Friday's Letters to the Editor
Published: Thursday, December 13, 2012 at 7:00 p.m.
Last Modified: Thursday, December 13, 2012 at 5:36 p.m.
Drakes Bay lease
EDITOR: The Drakes Bay Oyster Co.’s owners knew in 2004 when they bought the business that the lease from the National Park Service would expire in 2012. There was no guarantee that the lease would be renewed or extended.
Within Point Reyes National Seashore, Drakes Estero was to be managed as a potential wilderness pending expiration of the lease. Drakes Bay is a federally designated marine wilderness because of the diversity and abundance of wildlife there, including one of the largest breeding colonies of harbor seals in California.
Non-native oysters are grown and harvested by the company. Federal and state agencies have cited the company for dozens of permit violations, including illegally operating in parts of the estero reserved for wildlife and adding facilities without seeking permits. The company is not a good steward of the estero. Of the 52,000 comments on the draft environmental impact statement regarding the oyster operation, 92 percent favored wilderness over oyster production.
Interior Secretary Ken Salazar did a thorough and fair evaluation of the information regarding the lease and made a reasonable determination that it should not be renewed. The Drakes Bay Oyster Co. responded with a lawsuit and seems only interested in its business. Hopefully, the ruling on the lawsuit will uphold the secretary’s decision.
A civil council
EDITOR: I agree, let’s have civility and cooperation on the Santa Rosa City Council. But I believe that the faction that needs to change the most to achieve this is the one that has been the most vocal in calling for less divisiveness.
Even before his first meeting, Mayor Scott Bartley called a neighborhood activist with whom he disagrees “clueless.” I know Jack Swearengen well from working with him at citizen committee meetings over the years. He is well informed and reasons well. Calling him “clueless” is unnecessary, divisive name-calling.
Examples of divisiveness that stand out in my memory include John Sawyer’s stunning outbursts at the dais during the selection of the current city manager. In the first council meeting after the end of her term as mayor, Jane Bender proposed divisive revisions in the campaign finance ordinance. Mayor Susan Gorin’s seating of council members at the dais was inclusive, Mayor Ernesto Olivares’ was not. When the council was deliberating recommendations for representatives on regional boards, Councilman Jake Ours said Gorin did not represent the interests of the city.
Let’s move past all that and genuinely work toward less divisiveness and more civility and cooperation.
Money or lives?
EDITOR: It seems to me that we would have a lot fewer people being hit by cars at night if all the streets lights were on. It’s very dark out there without them. I understand there is a cost issue, but what’s more important, money or people’s lives?
EDITOR: While SEIU members don’t want to negatively affect the county, we haven’t had a wage increase in five years (“County workers reject contract,” Tuesday). We still need more affordable health care, but under the rejected contract Kaiser co-pays would go up to $40. A 2.5 percent county contribution to our pension fund would stop. We would lose the two days comp time we got instead of a raise in the last contract. That’s no raises for eight years and less take-home pay.
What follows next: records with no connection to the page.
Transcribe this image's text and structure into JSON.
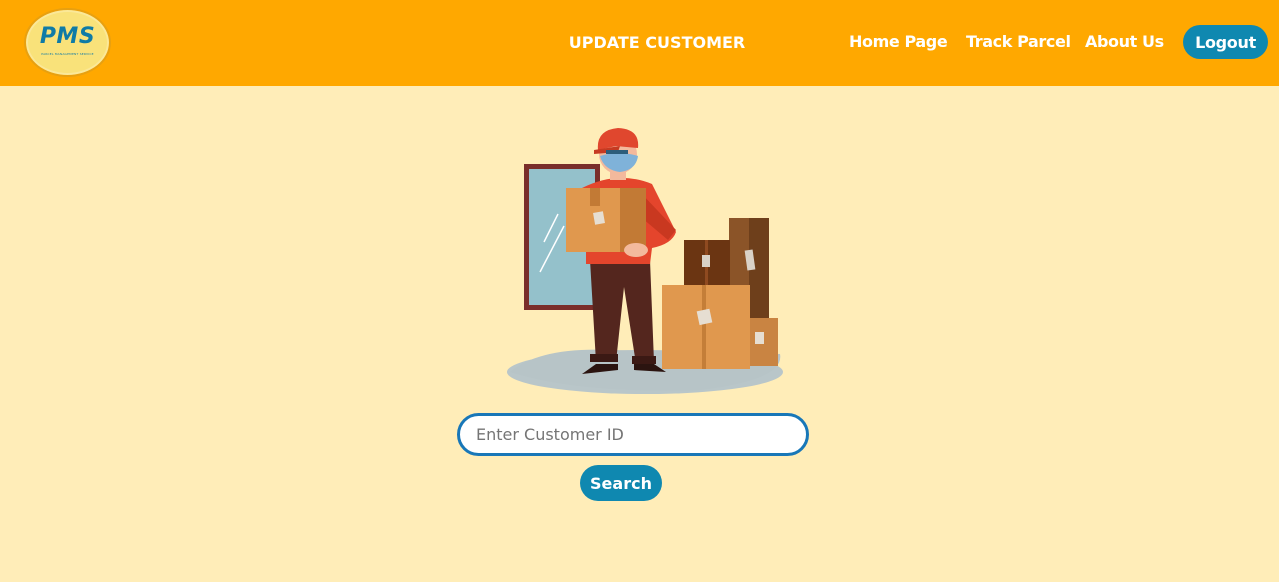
{
  "header": {
    "logo_text": "PMS",
    "logo_subtext": "PARCEL MANAGEMENT SERVICE",
    "page_title": "UPDATE CUSTOMER",
    "nav": {
      "home": "Home Page",
      "track": "Track Parcel",
      "about": "About Us"
    },
    "logout_label": "Logout"
  },
  "main": {
    "illustration": "delivery-man-carrying-boxes",
    "search_placeholder": "Enter Customer ID",
    "search_label": "Search"
  },
  "colors": {
    "navbar": "#FFA800",
    "background": "#FFEDB8",
    "button": "#0F88B0",
    "input_border": "#1877B8"
  }
}
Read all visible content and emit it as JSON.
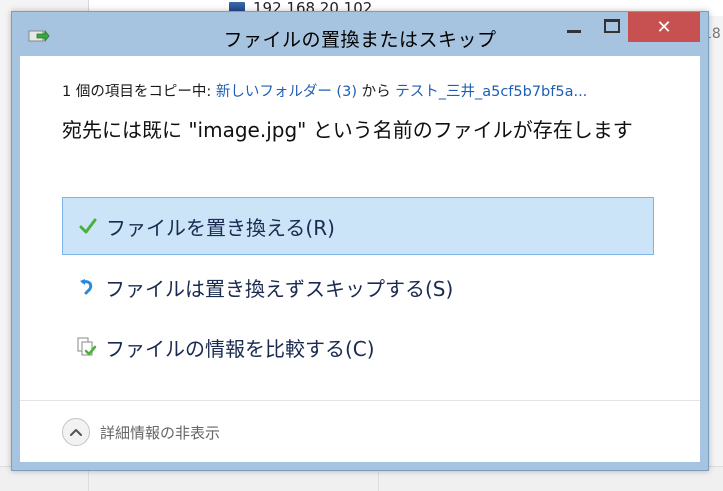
{
  "background": {
    "network_item": "192.168.20.102",
    "right_fragment": "18"
  },
  "dialog": {
    "title": "ファイルの置換またはスキップ",
    "close_symbol": "✕",
    "copy_prefix": "1 個の項目をコピー中: ",
    "source_folder": "新しいフォルダー (3)",
    "from_word": " から ",
    "dest_folder": "テスト_三井_a5cf5b7bf5a...",
    "headline": "宛先には既に \"image.jpg\" という名前のファイルが存在します",
    "options": [
      {
        "label": "ファイルを置き換える(R)",
        "icon": "check-icon"
      },
      {
        "label": "ファイルは置き換えずスキップする(S)",
        "icon": "skip-arrow-icon"
      },
      {
        "label": "ファイルの情報を比較する(C)",
        "icon": "compare-files-icon"
      }
    ],
    "details_label": "詳細情報の非表示"
  },
  "colors": {
    "titlebar": "#a6c4e0",
    "close_button": "#c75050",
    "link": "#1f5fb3",
    "selected_option_bg": "#cce4f7",
    "selected_option_border": "#7eb4ea"
  }
}
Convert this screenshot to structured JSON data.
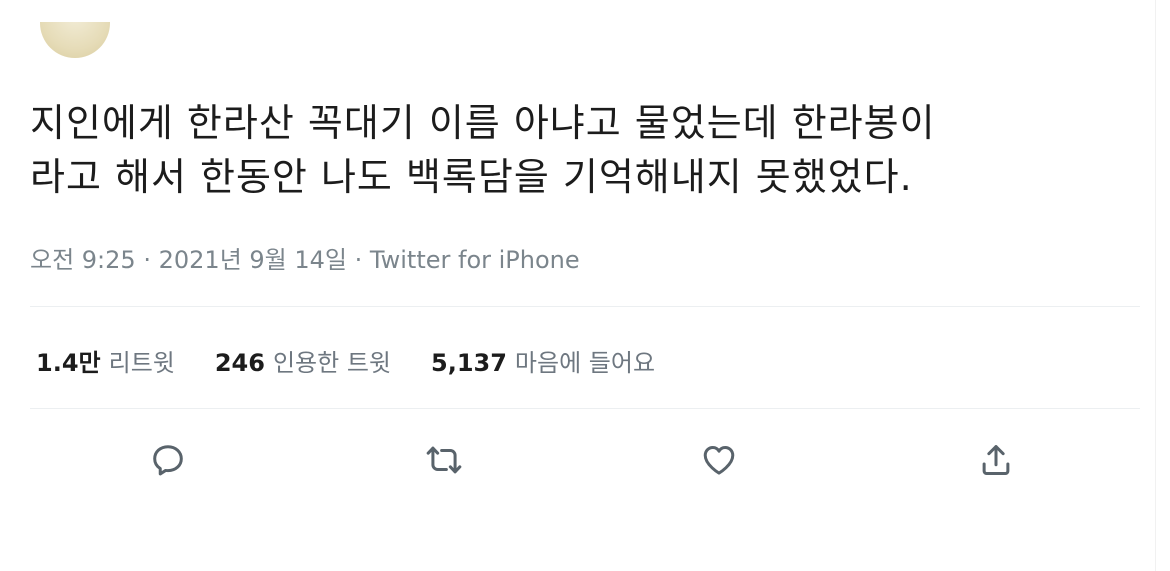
{
  "tweet": {
    "text": "지인에게 한라산 꼭대기 이름 아냐고 물었는데 한라봉이\n라고 해서 한동안 나도 백록담을 기억해내지 못했었다.",
    "time": "오전 9:25",
    "separator": "·",
    "date": "2021년 9월 14일",
    "source": "Twitter for iPhone"
  },
  "stats": {
    "retweets": {
      "count": "1.4만",
      "label": "리트윗"
    },
    "quotes": {
      "count": "246",
      "label": "인용한 트윗"
    },
    "likes": {
      "count": "5,137",
      "label": "마음에 들어요"
    }
  },
  "actions": {
    "reply_icon": "reply-icon",
    "retweet_icon": "retweet-icon",
    "like_icon": "heart-icon",
    "share_icon": "share-icon"
  },
  "colors": {
    "text": "#1c1c1c",
    "muted": "#7b858c",
    "icon": "#59636b",
    "divider": "#eceff1"
  }
}
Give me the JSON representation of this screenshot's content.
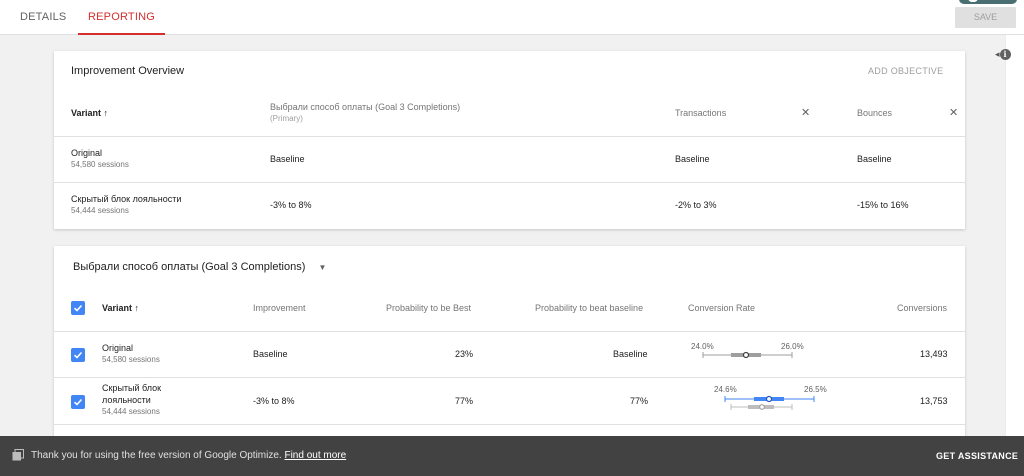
{
  "tabs": [
    {
      "label": "DETAILS"
    },
    {
      "label": "REPORTING",
      "active": true
    }
  ],
  "save_label": "SAVE",
  "overview": {
    "title": "Improvement Overview",
    "add_objective": "ADD OBJECTIVE",
    "headers": {
      "variant": "Variant",
      "goal": "Выбрали способ оплаты (Goal 3 Completions)",
      "goal_sub": "(Primary)",
      "transactions": "Transactions",
      "bounces": "Bounces"
    },
    "rows": [
      {
        "name": "Original",
        "sessions": "54,580 sessions",
        "goal": "Baseline",
        "transactions": "Baseline",
        "bounces": "Baseline"
      },
      {
        "name": "Скрытый блок лояльности",
        "sessions": "54,444 sessions",
        "goal": "-3% to 8%",
        "transactions": "-2% to 3%",
        "bounces": "-15% to 16%"
      }
    ]
  },
  "objective": {
    "title": "Выбрали способ оплаты (Goal 3 Completions)",
    "headers": {
      "variant": "Variant",
      "improvement": "Improvement",
      "prob_best": "Probability to be Best",
      "prob_beat": "Probability to beat baseline",
      "conv_rate": "Conversion Rate",
      "conversions": "Conversions"
    },
    "rows": [
      {
        "name": "Original",
        "sessions": "54,580 sessions",
        "improvement": "Baseline",
        "prob_best": "23%",
        "prob_beat": "Baseline",
        "range_low": "24.0%",
        "range_high": "26.0%",
        "conversions": "13,493"
      },
      {
        "name_line1": "Скрытый блок",
        "name_line2": "лояльности",
        "sessions": "54,444 sessions",
        "improvement": "-3% to 8%",
        "prob_best": "77%",
        "prob_beat": "77%",
        "range_low": "24.6%",
        "range_high": "26.5%",
        "conversions": "13,753"
      }
    ]
  },
  "banner": {
    "text": "Thank you for using the free version of Google Optimize.",
    "link": "Find out more",
    "assist": "GET ASSISTANCE"
  },
  "colors": {
    "accent_red": "#d32f2f",
    "checkbox_blue": "#4285f4",
    "banner_bg": "#424242"
  },
  "icons": [
    "sort-up-arrow-icon",
    "close-icon",
    "dropdown-arrow-icon",
    "info-icon",
    "checkbox-checked-icon",
    "feedback-icon"
  ]
}
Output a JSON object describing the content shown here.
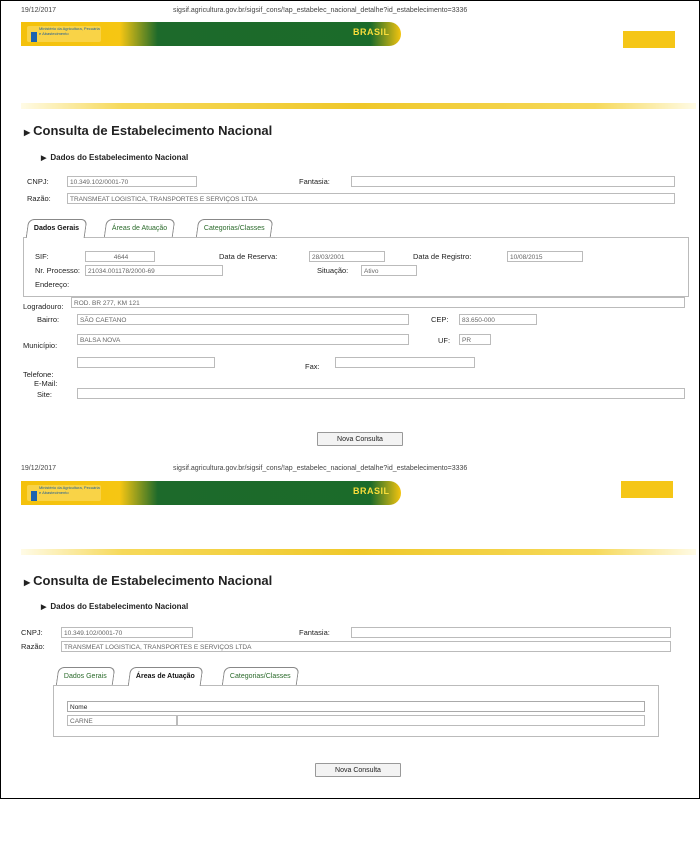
{
  "pages": [
    {
      "date": "19/12/2017",
      "url": "sigsif.agricultura.gov.br/sigsif_cons/!ap_estabelec_nacional_detalhe?id_estabelecimento=3336",
      "banner_logo": "Ministério da Agricultura, Pecuária e Abastecimento",
      "banner_brand": "BRASIL",
      "title": "Consulta de Estabelecimento Nacional",
      "subtitle": "Dados do Estabelecimento Nacional",
      "cnpj_label": "CNPJ:",
      "cnpj_value": "10.349.102/0001-70",
      "fantasia_label": "Fantasia:",
      "fantasia_value": "",
      "razao_label": "Razão:",
      "razao_value": "TRANSMEAT LOGISTICA, TRANSPORTES E SERVIÇOS LTDA",
      "tabs": [
        "Dados Gerais",
        "Áreas de Atuação",
        "Categorias/Classes"
      ],
      "active_tab": 0,
      "sif_label": "SIF:",
      "sif_value": "4644",
      "data_reserva_label": "Data de Reserva:",
      "data_reserva_value": "28/03/2001",
      "data_registro_label": "Data de Registro:",
      "data_registro_value": "10/08/2015",
      "nr_processo_label": "Nr. Processo:",
      "nr_processo_value": "21034.001178/2000-69",
      "situacao_label": "Situação:",
      "situacao_value": "Ativo",
      "endereco_label": "Endereço:",
      "logradouro_label": "Logradouro:",
      "logradouro_value": "ROD. BR 277, KM 121",
      "bairro_label": "Bairro:",
      "bairro_value": "SÃO CAETANO",
      "cep_label": "CEP:",
      "cep_value": "83.650-000",
      "municipio_label": "Município:",
      "municipio_value": "BALSA NOVA",
      "uf_label": "UF:",
      "uf_value": "PR",
      "telefone_label": "Telefone:",
      "fax_label": "Fax:",
      "email_label": "E-Mail:",
      "site_label": "Site:",
      "button_label": "Nova Consulta"
    },
    {
      "date": "19/12/2017",
      "url": "sigsif.agricultura.gov.br/sigsif_cons/!ap_estabelec_nacional_detalhe?id_estabelecimento=3336",
      "banner_logo": "Ministério da Agricultura, Pecuária e Abastecimento",
      "banner_brand": "BRASIL",
      "title": "Consulta de Estabelecimento Nacional",
      "subtitle": "Dados do Estabelecimento Nacional",
      "cnpj_label": "CNPJ:",
      "cnpj_value": "10.349.102/0001-70",
      "fantasia_label": "Fantasia:",
      "fantasia_value": "",
      "razao_label": "Razão:",
      "razao_value": "TRANSMEAT LOGISTICA, TRANSPORTES E SERVIÇOS LTDA",
      "tabs": [
        "Dados Gerais",
        "Áreas de Atuação",
        "Categorias/Classes"
      ],
      "active_tab": 1,
      "table_header": "Nome",
      "table_rows": [
        "CARNE"
      ],
      "button_label": "Nova Consulta"
    }
  ]
}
These are scary times for every working person, and we need to protect our income and benefits. County workers pay taxes, and, like many, we are finding it difficult to pay our bills. I know people who cannot afford even the county’s Kaiser coverage and had to purchase their own policies. We pay generously into our health care and retirement plans our whole careers and expect to receive decent and affordable coverage now and in our retirement.
With no raises, and higher health care and pension costs reducing our take-home pay even more, this contract was unfair. While the county may impose a similar contract on us, we could go back to the bargaining table in one year instead of three, resulting in a little brighter future for so many hard-working Sonoma County employees.
All rights reserved. This copyrighted material may not be re-published without permission. Links are encouraged.